Stored dataset items:
▶

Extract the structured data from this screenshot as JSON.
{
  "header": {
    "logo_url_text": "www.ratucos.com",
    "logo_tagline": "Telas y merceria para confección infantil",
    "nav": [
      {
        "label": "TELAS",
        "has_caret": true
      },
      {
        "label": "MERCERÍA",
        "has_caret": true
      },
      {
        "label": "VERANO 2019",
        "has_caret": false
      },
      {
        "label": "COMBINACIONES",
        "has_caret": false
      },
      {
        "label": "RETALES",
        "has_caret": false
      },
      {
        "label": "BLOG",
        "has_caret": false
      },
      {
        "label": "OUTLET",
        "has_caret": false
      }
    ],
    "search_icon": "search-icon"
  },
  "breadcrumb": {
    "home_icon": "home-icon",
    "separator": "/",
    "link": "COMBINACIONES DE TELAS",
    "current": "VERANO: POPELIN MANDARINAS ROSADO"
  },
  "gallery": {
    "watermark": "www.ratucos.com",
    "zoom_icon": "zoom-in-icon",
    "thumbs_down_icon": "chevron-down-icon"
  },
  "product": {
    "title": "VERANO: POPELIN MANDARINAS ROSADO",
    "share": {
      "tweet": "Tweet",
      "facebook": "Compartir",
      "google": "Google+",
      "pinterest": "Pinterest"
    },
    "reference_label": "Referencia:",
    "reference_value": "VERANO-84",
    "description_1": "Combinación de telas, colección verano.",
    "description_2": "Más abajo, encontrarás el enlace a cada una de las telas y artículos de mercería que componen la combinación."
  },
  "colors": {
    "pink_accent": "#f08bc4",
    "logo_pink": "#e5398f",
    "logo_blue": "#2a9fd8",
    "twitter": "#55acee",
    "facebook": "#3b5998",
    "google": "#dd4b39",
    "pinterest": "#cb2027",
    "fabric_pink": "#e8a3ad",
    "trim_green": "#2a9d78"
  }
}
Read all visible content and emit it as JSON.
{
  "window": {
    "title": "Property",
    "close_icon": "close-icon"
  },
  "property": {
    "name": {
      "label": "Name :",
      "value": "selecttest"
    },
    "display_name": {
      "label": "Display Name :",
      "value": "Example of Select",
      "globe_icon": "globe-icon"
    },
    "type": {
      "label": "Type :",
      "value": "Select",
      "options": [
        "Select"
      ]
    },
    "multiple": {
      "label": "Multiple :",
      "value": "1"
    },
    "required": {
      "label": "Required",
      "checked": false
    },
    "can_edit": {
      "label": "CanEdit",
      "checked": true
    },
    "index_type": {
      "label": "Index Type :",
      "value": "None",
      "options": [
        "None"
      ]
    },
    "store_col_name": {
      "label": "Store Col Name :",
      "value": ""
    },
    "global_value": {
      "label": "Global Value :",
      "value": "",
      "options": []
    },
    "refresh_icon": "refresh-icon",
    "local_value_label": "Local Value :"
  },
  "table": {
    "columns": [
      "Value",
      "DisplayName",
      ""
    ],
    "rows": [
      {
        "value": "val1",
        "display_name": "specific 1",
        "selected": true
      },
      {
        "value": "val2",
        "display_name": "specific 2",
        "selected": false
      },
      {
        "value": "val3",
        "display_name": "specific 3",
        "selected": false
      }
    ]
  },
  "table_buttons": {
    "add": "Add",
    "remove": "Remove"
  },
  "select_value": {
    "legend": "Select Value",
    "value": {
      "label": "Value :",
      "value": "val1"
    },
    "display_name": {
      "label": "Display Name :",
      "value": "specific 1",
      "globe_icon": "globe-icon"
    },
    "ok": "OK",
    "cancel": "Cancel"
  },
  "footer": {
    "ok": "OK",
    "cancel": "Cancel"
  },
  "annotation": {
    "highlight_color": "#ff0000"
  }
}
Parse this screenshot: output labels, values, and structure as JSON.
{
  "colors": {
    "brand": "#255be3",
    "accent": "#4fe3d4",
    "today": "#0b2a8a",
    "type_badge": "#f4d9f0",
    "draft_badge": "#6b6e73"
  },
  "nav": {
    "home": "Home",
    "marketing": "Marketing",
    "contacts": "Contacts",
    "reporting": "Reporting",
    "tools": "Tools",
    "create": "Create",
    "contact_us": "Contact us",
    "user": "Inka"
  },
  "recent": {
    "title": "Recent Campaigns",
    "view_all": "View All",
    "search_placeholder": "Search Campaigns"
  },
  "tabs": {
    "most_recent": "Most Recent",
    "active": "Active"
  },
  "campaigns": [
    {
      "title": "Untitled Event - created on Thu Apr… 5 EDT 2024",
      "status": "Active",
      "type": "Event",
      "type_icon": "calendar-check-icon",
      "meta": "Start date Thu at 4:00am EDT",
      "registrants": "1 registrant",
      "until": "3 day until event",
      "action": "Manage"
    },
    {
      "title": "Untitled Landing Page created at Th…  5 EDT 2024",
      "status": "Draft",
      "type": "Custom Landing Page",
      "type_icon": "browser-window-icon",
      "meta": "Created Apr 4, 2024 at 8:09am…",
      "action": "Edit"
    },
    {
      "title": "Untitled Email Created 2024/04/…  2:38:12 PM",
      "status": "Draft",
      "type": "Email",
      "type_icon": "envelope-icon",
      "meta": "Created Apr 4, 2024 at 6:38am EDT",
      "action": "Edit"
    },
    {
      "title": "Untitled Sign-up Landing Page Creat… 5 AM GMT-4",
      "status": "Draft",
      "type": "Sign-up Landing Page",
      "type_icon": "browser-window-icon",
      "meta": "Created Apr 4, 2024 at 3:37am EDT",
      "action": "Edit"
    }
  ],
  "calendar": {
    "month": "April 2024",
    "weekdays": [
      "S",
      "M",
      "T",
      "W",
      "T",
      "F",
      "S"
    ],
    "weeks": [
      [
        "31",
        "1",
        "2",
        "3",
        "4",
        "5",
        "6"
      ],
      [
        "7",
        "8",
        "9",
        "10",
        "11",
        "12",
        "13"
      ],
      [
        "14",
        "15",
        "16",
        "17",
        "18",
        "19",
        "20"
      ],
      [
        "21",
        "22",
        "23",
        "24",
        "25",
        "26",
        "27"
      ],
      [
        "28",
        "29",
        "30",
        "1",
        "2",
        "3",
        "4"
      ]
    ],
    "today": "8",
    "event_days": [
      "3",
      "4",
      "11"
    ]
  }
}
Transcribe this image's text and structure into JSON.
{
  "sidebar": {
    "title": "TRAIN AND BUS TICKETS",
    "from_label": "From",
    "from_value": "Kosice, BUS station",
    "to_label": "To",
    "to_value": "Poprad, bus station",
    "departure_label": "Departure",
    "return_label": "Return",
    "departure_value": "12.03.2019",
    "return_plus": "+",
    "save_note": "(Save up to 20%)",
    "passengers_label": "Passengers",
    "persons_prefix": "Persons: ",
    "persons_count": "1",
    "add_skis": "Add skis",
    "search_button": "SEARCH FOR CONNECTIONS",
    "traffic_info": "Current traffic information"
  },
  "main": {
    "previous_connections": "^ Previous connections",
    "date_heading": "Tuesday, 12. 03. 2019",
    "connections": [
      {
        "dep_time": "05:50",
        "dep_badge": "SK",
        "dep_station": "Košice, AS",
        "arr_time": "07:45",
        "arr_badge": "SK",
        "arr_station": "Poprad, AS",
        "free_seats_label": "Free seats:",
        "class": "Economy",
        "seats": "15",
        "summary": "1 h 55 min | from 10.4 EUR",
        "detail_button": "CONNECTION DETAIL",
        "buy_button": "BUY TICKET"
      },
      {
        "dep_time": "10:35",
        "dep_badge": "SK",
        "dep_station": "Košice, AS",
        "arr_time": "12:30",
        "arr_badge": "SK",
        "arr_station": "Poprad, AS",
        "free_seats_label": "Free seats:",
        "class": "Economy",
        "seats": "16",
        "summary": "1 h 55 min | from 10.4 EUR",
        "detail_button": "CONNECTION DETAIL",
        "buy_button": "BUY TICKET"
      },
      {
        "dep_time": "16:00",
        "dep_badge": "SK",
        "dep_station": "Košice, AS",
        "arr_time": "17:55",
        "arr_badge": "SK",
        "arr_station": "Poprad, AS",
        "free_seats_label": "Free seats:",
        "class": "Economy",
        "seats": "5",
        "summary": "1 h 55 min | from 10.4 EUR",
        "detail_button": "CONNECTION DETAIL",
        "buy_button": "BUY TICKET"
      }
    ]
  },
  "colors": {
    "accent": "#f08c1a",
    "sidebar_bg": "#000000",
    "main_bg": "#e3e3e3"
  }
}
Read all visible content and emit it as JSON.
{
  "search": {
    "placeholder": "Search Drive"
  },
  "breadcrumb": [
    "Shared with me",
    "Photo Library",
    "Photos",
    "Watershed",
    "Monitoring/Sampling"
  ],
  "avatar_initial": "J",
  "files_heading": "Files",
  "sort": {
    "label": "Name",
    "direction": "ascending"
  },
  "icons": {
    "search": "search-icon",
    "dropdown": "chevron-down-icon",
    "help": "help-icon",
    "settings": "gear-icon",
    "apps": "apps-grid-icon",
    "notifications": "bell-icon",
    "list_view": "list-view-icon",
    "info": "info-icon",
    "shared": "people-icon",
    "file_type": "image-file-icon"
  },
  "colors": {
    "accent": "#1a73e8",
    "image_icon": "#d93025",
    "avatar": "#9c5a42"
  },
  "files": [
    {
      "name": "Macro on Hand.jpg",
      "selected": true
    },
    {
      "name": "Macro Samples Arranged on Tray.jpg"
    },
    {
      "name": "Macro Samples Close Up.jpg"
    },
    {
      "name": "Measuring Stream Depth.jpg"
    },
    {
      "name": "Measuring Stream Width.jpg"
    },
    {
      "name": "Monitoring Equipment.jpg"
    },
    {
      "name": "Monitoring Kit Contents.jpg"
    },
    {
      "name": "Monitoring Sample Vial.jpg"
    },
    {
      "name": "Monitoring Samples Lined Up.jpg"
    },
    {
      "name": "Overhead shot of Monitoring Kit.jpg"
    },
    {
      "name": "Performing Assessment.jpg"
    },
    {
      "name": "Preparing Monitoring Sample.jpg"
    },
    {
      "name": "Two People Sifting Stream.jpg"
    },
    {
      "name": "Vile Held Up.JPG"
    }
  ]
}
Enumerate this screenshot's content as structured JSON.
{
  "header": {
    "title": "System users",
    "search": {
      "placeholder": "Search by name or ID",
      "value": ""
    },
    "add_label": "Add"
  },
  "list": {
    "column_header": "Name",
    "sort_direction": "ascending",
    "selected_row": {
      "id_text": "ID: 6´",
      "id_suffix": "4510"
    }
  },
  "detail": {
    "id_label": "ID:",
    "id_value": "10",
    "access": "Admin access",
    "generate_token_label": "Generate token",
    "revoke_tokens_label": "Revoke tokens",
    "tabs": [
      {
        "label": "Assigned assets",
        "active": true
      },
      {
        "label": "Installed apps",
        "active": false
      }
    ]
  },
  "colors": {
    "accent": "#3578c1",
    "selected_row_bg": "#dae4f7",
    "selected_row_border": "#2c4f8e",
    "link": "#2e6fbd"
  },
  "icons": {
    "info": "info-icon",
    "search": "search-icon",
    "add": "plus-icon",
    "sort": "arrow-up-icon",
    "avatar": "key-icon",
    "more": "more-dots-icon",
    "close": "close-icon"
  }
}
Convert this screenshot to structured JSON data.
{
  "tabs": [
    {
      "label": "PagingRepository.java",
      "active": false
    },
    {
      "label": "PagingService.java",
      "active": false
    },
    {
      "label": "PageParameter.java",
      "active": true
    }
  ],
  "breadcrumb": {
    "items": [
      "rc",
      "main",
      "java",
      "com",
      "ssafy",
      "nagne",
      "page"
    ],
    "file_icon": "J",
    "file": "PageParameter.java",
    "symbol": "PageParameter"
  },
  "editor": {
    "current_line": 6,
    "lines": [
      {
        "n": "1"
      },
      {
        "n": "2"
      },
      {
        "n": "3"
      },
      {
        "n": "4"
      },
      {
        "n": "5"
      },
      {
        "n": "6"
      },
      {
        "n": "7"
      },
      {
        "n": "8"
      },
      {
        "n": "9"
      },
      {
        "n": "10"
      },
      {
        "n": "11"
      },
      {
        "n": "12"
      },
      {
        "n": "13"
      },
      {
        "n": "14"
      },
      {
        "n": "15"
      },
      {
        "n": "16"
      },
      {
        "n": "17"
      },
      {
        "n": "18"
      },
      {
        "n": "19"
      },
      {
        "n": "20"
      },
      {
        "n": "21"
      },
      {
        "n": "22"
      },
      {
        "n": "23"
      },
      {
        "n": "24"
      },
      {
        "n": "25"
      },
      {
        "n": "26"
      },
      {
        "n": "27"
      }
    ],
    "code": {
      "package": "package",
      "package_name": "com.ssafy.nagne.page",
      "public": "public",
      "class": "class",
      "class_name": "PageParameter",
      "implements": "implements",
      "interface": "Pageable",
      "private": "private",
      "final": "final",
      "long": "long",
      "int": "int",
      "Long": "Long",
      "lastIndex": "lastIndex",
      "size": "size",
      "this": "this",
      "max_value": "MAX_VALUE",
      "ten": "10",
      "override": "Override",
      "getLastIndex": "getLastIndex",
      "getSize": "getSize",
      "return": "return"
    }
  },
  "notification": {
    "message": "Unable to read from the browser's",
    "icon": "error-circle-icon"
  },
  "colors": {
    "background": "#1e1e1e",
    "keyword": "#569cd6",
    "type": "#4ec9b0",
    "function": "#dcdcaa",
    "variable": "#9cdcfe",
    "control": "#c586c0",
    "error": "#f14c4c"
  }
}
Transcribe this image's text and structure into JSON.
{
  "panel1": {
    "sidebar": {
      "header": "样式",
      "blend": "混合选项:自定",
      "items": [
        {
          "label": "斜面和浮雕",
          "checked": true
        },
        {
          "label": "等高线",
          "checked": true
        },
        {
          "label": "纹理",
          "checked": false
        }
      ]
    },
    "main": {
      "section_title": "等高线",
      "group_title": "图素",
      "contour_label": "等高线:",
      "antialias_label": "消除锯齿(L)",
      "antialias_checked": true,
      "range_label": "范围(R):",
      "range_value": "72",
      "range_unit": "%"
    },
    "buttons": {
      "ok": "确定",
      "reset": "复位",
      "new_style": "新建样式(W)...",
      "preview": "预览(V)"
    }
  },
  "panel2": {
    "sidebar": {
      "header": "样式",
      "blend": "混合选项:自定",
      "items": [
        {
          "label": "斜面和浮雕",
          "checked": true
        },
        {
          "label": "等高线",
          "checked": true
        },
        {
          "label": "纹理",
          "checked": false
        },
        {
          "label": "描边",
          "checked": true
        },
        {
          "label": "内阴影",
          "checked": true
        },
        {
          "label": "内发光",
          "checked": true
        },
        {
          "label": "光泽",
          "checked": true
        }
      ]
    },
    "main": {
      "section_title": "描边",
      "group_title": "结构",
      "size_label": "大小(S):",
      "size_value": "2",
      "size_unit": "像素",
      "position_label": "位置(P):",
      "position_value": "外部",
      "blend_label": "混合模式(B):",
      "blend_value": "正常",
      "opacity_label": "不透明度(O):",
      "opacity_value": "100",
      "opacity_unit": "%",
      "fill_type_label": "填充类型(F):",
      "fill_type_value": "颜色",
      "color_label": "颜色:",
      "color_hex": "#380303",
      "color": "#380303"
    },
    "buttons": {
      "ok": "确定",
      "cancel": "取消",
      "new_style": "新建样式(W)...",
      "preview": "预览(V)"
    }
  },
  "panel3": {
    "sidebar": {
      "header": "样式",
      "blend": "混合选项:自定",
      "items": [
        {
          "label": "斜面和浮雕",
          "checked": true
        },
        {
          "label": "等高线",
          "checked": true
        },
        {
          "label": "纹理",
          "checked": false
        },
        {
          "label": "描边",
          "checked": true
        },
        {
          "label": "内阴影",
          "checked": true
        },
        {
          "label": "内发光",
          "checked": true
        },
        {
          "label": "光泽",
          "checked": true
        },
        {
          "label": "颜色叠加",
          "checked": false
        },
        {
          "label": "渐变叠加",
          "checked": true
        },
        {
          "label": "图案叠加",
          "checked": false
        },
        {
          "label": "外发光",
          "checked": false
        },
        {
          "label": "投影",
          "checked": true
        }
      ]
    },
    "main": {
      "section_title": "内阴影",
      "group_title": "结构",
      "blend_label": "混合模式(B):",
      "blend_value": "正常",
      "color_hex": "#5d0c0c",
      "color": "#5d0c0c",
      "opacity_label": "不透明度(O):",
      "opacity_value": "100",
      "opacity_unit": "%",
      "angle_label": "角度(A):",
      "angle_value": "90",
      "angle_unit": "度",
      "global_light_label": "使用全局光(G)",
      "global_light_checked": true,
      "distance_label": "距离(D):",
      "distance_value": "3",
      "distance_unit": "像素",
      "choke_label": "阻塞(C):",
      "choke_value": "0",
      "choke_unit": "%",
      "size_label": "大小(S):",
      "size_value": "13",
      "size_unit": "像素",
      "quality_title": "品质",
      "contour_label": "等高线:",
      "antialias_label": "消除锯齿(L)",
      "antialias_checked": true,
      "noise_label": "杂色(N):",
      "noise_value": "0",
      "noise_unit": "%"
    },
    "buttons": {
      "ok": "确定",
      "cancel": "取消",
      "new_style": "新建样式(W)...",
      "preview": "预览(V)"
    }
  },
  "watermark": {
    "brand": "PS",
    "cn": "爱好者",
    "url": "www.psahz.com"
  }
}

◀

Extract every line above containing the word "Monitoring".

ANSWER AREA:
    "Monitoring/Sampling"
      "name": "Monitoring Equipment.jpg"
      "name": "Monitoring Kit Contents.jpg"
      "name": "Monitoring Sample Vial.jpg"
      "name": "Monitoring Samples Lined Up.jpg"
      "name": "Overhead shot of Monitoring Kit.jpg"
      "name": "Preparing Monitoring Sample.jpg"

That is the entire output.